's "Afterglow" leaves a disappointing aftertaste, an aesthetic recipe gone stale from overuse.
Packed into much the same tin as Rudolph's classic "Choose Me", this outing shown at the Toronto International Film Festival is a disappointing example of style dictating story and theme. Still, there are delights, particularly Julie Christie's disciplined, dizzy performance as a faded actress.
Rudolph's deservedly high reputation will certainly ensure a successful art house opening, but once out of those welcoming confines, "Afterglow" will have to shine one its own merits, which are dim.
A relationship roundelay centered on two modern-day, Montreal couples, "Afterglow" is an escapade that is transparently blueprinted. In this schematic scenario, it intertwines the lives of two different couples, one downtown and one out in the boonies.
Downtown, we find Jeffrey Jonny Lee Miller
) and Marianne Lara Flynn Boyle
) yuppie-ing away in their trendy apartment. Marianne is a dreamer who wants a baby; Jeffrey's a workaholic who doesn't even like paintings on the wall. Not surprisingly, their marriage is coming apart at the core.
Away from the city, there's Phyllis Mann (Christie) and Lucky Mann (Nick Nolte
). Phyllis whiles away her days on the couch watching her old movies and conjuring up illnesses, while Lucky goes about his business as a handyman.
With his flowing blonde hair and tight-jeans look, Lucky seems to embody the fantasy of every high-rise woman with a battery in her vibrator; namely, a blue-collar guy who's just stepped out of a beer commercial. And, yikes, Rudolph has wired the screenplay with, seemingly, every "tool" double-entendre known to locker rooms. He's hammered in the most basic of plots: Lucky is called to Jeffrey and Marianne's apartment to perform a fix-it. Neglected Marianne greets him as a conquering hero, and before you can say oil-and-drill, they're body-locked.
Well, this goes back and forth for a while and then flip-flops as, just as conveniently, the other spouses link up. Phyllis, finally admitting her jealousy and insecurities with her open, nonmarriage to Lucky, crisscrosses with Jeffrey at the Ritz, where he's spying on Marianne.

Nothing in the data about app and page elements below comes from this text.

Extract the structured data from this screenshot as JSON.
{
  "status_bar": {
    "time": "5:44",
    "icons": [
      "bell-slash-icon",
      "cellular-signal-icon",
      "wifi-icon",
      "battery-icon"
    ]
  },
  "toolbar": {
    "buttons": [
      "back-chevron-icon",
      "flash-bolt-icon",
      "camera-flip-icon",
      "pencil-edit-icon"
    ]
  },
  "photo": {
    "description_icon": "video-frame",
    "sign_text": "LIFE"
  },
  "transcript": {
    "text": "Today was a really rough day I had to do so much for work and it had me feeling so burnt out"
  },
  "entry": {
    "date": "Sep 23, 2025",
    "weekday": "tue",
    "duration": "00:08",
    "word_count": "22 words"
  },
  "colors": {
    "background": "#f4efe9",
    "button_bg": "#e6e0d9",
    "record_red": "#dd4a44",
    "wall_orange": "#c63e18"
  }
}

While one can concede there may be some retro-hipness to this minimalist, jokey storytelling, "Afterglow" is a general burnout. After a while, one's interest is only professional: does the sax sound more like the score for "Trouble in Mind", or does the music more closely resemble the smudgy trumpet in "Choose Me"? Do its brownish hues more resemble "The Moderns" or "Mrs. Parker"? In short, "Afterglow" is of interest only as a term paper.
Complementing Christie's wonderfully edgy performance as the rattled actress and lover, Nolte's gruff swagger is terrific. His lionesque squint and swagger are entertaining and revealing, lucky for audiences given the puny dimensions of the character. Boyle is a proper bundle of hysterics as the neglected young wife, while Miller is well-cast as an ice cube.
Tonally, Rudolph is ever masterful. The technical contributions are inspired and well-realized. Francois' Seguin's evocative production design, both sterile and messy, conveys aptly the mind-sets of the characters, while Mark Isham
, once again, charts some aptly musty music for this minor movement.
Sony Pictures Classics
Sand Castle 5, Elysian Dreams
A film by Alan Rudolph
Producer Robert Altman
Screenwriter-director Alan Rudolph
Co-producer: James McLindon
Executive producers Ernst Stroh, Willi Baer
Director of photography Toyomichi Kurita
Editor Suzy Elmiger
Production designer Francois Seguin
Costume designer Francois Barbeau
Music Mark Isham
Associate producer Rebecca Morton
Lucky Mann Nick Nolte
Phyllis Mann Julie Christie
Marianne Byron Lara Flynn BoyleJeffrey Byron
Jonny Lee Miller
Donald Duncan Jay Underwood
Running time -- 113 minutes
No MPAA rating